Loose Ends: Another quiet season

Dolly Viscardi
As hunting season ends and the quiet season begins, picturing the White River Valley years ago seems to make one feel a lot better when that the old cabin fever feeling starts up again. Many of us love the long, cold, winters but quite a few residents never have gotten used to the feeling of being cut off from other places.
“If you think Meeker is dead now, you should have been here when we didn’t have the good roads we have now,” one elderly resident says. She had unlimited stories about “keeping to home” for months at a time after the snow started. Their one big trip to town each fall to stock up on supplies for the winter had to last them until spring.
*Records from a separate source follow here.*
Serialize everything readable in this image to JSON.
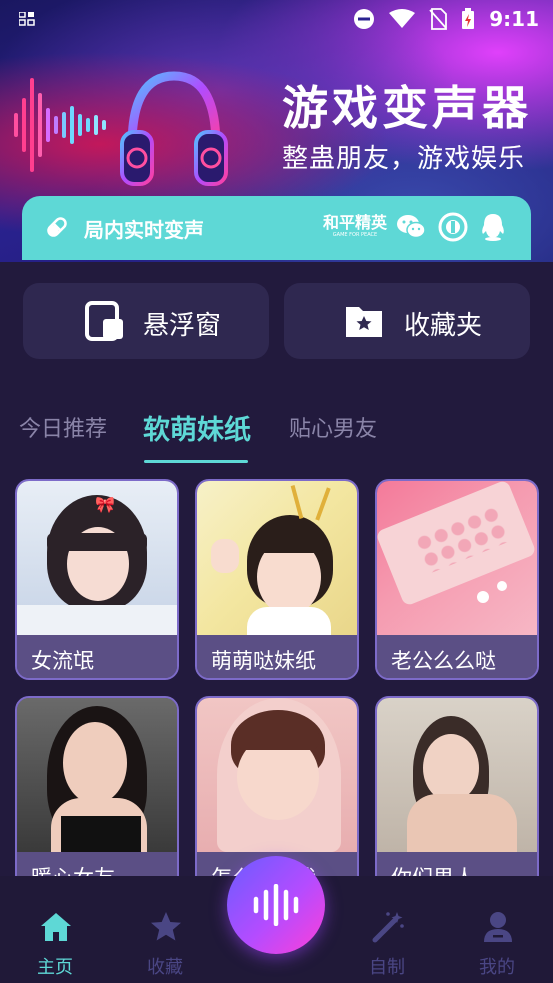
{
  "status_bar": {
    "time": "9:11"
  },
  "banner": {
    "title": "游戏变声器",
    "subtitle": "整蛊朋友，游戏娱乐",
    "realtime_label": "局内实时变声",
    "game_logo_text": "和平精英",
    "game_logo_sub": "GAME FOR PEACE"
  },
  "quick_actions": {
    "floating_window": "悬浮窗",
    "favorites": "收藏夹"
  },
  "tabs": [
    "今日推荐",
    "软萌妹纸",
    "贴心男友"
  ],
  "active_tab": 1,
  "cards": [
    {
      "label": "女流氓"
    },
    {
      "label": "萌萌哒妹纸"
    },
    {
      "label": "老公么么哒"
    },
    {
      "label": "暖心女友"
    },
    {
      "label": "怎么不理我"
    },
    {
      "label": "你们男人"
    }
  ],
  "bottom_nav": {
    "home": "主页",
    "favorites": "收藏",
    "custom": "自制",
    "mine": "我的"
  },
  "colors": {
    "accent": "#5ed8d6",
    "background": "#221a3d",
    "card_caption": "#5b4f85",
    "nav_inactive": "#4a4684"
  }
}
She went on to tell me that in her family her father and one or two of the children might go into town by horseback, but the rest of them had to make do with entertaining each other.
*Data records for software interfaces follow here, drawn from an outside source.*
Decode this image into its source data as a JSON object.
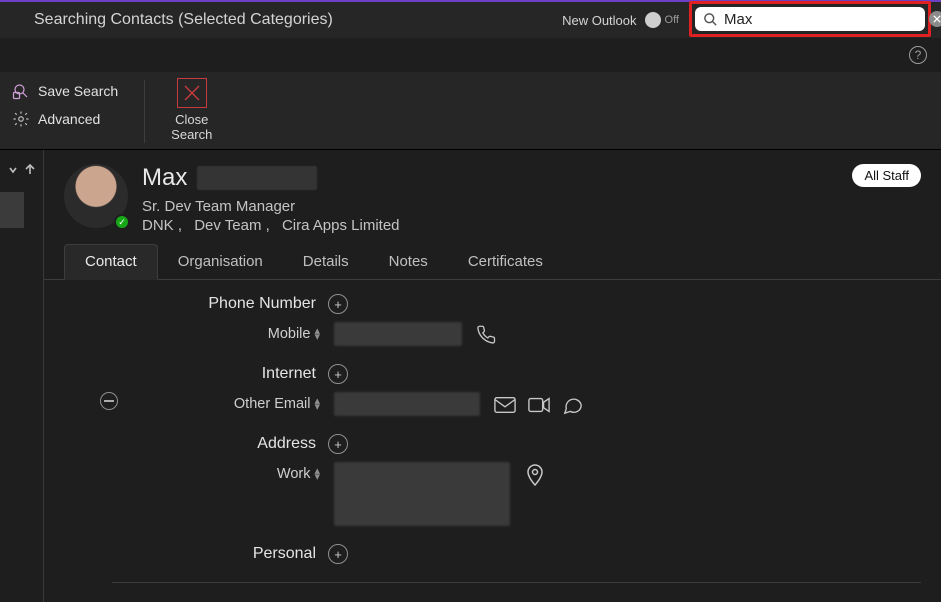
{
  "topbar": {
    "title": "Searching Contacts (Selected Categories)",
    "new_outlook_label": "New Outlook",
    "new_outlook_state": "Off",
    "search_value": "Max"
  },
  "ribbon": {
    "save_search": "Save Search",
    "advanced": "Advanced",
    "close_l1": "Close",
    "close_l2": "Search"
  },
  "contact": {
    "first_name": "Max",
    "job_title": "Sr. Dev Team Manager",
    "org_parts": [
      "DNK ,",
      "Dev Team ,",
      "Cira Apps Limited"
    ],
    "badge": "All Staff"
  },
  "tabs": [
    "Contact",
    "Organisation",
    "Details",
    "Notes",
    "Certificates"
  ],
  "active_tab_index": 0,
  "sections": {
    "phone": {
      "title": "Phone Number",
      "label": "Mobile"
    },
    "internet": {
      "title": "Internet",
      "label": "Other Email"
    },
    "address": {
      "title": "Address",
      "label": "Work"
    },
    "personal": {
      "title": "Personal"
    }
  }
}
It brought to mind an old conversation with a friend and old-timer whose work with the U.S. Postal service led him to riding the 130-mile trip from Maybell to Ladore six days a week. He said that he didn’t move into the town of Meeker until he was in his 20s, as he was “batching it” in those days and didn’t get to the big city very often. He passed through quite a few old-time settlements such as Juniper, Lay, Sunbeam, and Greystone. He described the strict social boundaries that existed between the cattle and sheep ranchers and the “nesters” in Meeker and traced the hostility back to the days when the influx of homesteaders destroyed the open range, and fences eventually whittled away the grazing lands available for cattle. The uneasy relationship between sheep and cattlemen added some tension as well. He mentioned, though, that after he settled down and moved to Meeker, he found that some of the original boundaries had shifted, making for a closer community. The “social season” began when all the work was done on the ranches and the dances and get-togethers held throughout the area in the schoolhouses were always in winter.
Newcomers to Meeker comment on the peaceful atmosphere, as even the busiest times don’t feel as stressful. Maybe the white stuff piling up for the next few months helps. Like any community, there are always issues on the boil and underlying tensions, but generally things stay quiet … sh, sh!
— dolly@theheraldtimes.com